[Data about app and page elements]
□ □ □ □ □ □ □

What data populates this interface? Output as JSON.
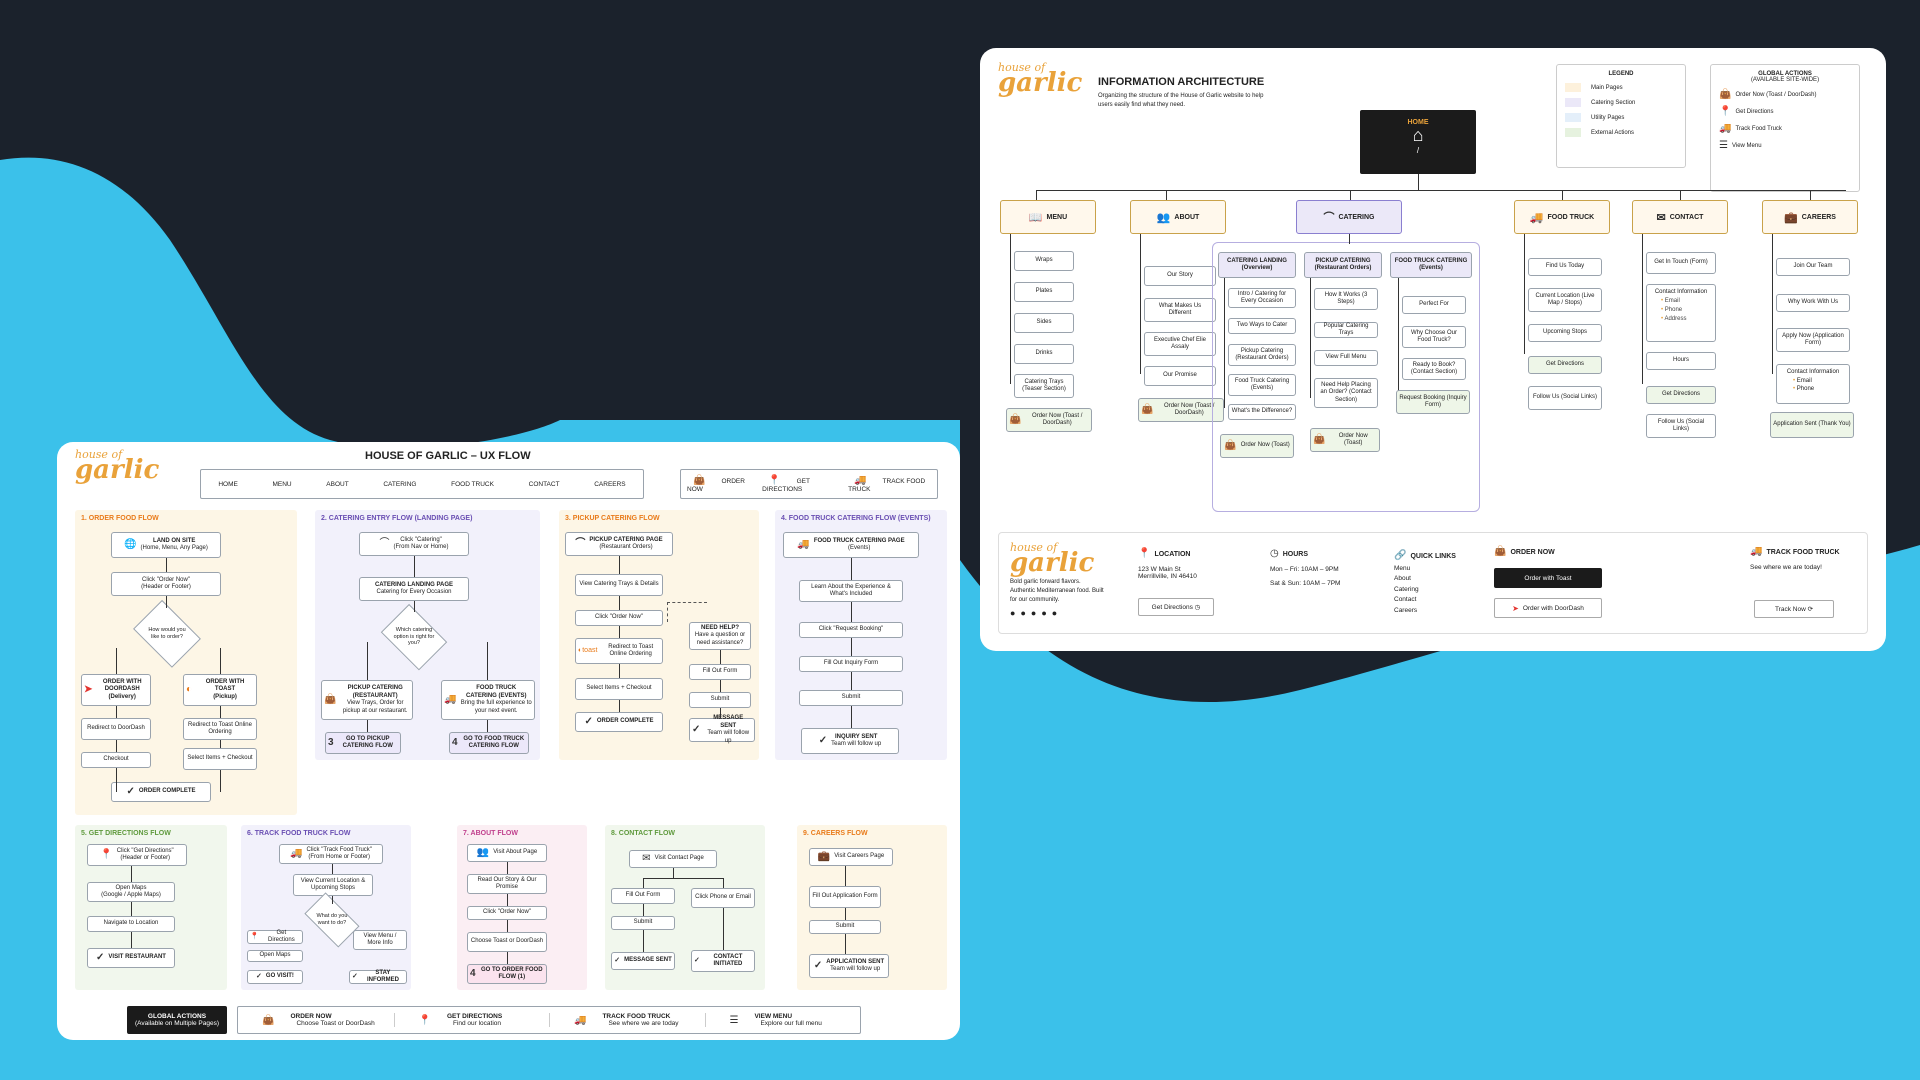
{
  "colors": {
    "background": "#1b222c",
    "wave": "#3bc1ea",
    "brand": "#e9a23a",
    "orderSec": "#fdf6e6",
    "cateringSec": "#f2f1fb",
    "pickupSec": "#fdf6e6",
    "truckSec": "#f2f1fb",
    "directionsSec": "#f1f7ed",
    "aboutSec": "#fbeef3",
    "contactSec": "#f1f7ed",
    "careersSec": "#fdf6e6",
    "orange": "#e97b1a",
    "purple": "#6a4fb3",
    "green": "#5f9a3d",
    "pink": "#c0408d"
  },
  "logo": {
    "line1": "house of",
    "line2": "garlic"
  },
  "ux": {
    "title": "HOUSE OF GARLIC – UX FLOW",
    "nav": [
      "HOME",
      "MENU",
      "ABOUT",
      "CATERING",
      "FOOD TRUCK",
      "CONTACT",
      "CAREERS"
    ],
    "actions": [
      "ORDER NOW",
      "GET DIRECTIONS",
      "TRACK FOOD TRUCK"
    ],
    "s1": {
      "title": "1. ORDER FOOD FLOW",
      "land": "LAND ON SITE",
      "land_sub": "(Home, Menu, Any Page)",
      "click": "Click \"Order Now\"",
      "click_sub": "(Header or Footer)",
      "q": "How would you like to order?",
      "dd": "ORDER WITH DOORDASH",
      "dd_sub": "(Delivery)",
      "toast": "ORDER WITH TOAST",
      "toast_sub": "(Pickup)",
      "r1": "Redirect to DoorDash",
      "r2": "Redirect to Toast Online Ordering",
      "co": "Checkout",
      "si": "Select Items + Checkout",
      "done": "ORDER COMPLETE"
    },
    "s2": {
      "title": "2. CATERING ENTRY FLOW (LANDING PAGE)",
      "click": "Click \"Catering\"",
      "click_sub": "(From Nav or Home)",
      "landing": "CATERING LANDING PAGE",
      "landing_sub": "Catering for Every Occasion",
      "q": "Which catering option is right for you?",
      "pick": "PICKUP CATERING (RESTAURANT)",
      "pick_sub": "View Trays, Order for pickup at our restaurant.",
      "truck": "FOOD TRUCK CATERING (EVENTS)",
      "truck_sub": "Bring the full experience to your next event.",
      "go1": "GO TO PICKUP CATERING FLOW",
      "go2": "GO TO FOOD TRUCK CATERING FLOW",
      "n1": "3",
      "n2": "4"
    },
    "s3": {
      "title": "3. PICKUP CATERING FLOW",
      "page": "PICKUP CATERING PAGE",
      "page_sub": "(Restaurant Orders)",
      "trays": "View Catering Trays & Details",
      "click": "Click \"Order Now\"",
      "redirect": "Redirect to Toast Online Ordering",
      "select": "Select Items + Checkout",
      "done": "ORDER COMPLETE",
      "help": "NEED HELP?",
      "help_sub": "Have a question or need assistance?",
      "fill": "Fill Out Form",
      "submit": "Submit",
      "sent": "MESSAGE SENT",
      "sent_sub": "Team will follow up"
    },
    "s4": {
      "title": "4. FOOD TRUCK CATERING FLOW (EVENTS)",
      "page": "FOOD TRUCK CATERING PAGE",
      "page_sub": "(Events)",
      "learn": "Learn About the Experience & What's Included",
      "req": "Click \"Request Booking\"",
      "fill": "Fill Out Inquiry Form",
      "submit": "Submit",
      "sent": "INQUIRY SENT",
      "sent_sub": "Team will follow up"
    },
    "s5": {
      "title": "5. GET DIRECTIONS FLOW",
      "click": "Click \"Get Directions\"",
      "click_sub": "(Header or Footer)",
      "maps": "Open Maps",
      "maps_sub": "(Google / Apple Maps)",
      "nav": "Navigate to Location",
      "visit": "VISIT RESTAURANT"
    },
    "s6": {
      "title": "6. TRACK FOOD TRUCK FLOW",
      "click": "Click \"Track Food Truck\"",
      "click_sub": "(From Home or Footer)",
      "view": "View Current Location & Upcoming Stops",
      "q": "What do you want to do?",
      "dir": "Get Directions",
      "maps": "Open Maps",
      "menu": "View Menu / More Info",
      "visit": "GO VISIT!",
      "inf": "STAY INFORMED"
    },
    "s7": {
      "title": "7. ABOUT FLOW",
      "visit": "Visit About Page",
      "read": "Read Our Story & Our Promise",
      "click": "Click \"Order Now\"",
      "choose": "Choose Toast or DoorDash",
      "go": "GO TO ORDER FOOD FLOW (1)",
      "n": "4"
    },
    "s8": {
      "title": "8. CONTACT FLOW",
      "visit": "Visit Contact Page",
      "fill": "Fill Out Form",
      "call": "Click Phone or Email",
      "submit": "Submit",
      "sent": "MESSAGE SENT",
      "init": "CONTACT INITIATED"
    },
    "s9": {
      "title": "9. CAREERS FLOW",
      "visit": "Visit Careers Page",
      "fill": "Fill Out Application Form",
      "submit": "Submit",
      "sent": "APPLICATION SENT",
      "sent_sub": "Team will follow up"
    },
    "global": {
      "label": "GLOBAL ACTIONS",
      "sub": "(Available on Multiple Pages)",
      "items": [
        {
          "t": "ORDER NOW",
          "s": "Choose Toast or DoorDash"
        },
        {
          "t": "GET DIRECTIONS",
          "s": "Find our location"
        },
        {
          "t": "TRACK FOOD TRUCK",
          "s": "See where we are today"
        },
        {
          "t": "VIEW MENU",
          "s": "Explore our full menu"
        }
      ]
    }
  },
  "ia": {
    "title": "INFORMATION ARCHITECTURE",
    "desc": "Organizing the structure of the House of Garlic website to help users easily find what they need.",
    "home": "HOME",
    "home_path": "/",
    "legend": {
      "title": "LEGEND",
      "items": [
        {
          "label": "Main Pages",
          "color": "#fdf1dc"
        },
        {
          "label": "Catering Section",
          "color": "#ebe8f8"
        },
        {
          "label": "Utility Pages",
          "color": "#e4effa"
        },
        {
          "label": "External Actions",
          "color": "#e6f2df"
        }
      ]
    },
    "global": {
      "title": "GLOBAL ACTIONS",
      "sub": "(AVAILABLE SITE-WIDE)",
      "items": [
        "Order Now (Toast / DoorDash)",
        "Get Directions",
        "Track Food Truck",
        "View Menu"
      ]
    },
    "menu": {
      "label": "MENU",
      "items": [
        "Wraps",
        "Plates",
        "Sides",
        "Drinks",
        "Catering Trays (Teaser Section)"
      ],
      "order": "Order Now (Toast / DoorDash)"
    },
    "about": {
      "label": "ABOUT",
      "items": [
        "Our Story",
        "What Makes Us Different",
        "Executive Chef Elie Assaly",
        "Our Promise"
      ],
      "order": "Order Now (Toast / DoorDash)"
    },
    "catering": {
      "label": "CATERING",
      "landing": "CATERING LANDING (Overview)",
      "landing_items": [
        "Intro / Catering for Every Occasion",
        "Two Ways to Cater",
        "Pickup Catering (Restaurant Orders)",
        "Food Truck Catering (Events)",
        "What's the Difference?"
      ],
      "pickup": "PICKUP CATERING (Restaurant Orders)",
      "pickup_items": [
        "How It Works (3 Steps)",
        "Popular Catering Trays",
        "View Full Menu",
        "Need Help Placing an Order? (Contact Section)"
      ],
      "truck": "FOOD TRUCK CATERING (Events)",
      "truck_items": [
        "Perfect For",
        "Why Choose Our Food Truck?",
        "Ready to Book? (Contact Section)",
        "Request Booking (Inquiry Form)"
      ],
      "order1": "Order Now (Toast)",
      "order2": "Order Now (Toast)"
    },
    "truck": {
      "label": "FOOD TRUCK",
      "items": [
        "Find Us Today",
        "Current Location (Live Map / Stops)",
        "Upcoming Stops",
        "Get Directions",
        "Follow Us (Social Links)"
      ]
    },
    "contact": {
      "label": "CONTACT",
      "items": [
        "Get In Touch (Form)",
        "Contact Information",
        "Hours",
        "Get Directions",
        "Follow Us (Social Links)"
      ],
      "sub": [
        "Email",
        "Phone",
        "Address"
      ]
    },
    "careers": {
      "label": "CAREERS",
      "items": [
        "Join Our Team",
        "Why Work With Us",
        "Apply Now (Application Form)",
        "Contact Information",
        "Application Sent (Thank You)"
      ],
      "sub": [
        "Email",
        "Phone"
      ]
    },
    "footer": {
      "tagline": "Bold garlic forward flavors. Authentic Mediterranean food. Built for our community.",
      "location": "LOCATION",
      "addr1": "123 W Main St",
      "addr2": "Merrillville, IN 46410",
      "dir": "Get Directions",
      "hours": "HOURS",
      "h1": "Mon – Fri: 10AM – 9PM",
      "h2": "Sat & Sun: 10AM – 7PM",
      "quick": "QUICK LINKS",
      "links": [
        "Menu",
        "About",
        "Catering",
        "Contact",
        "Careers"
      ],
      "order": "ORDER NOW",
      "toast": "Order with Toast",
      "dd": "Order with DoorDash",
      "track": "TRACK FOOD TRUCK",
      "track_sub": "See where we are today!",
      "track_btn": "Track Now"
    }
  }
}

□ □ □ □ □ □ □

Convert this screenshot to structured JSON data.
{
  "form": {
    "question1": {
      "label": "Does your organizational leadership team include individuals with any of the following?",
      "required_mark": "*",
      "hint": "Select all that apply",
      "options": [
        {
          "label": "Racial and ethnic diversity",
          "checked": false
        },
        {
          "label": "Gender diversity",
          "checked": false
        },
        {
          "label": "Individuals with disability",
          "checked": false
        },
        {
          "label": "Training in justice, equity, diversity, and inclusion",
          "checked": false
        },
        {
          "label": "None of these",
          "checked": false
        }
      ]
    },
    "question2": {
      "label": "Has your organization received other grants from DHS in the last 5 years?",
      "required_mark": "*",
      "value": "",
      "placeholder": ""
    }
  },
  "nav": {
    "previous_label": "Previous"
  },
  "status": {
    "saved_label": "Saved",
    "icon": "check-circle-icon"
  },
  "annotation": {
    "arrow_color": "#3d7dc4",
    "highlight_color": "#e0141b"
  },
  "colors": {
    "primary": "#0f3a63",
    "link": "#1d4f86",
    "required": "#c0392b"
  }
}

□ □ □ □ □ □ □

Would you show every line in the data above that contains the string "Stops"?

(Response box):
      "view": "View Current Location & Upcoming Stops",
        "Current Location (Live Map / Stops)",
        "Upcoming Stops",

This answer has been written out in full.